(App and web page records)
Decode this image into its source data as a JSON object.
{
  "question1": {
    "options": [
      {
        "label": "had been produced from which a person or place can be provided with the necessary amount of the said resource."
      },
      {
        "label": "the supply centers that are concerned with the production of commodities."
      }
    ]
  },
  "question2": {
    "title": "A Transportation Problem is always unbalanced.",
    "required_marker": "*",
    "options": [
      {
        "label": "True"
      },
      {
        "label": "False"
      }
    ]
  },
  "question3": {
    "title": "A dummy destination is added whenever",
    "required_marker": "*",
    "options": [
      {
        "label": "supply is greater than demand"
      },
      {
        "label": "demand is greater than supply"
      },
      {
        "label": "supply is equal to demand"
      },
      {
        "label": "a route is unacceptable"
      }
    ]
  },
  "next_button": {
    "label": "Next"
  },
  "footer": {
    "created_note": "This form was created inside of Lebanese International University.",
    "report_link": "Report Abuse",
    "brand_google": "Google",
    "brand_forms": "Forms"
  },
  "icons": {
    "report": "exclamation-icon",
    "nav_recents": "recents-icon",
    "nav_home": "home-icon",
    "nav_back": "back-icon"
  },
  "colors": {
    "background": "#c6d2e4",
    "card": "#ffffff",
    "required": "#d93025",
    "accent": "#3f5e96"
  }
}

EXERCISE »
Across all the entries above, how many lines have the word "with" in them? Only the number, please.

PROBLEM SOLUTION »
2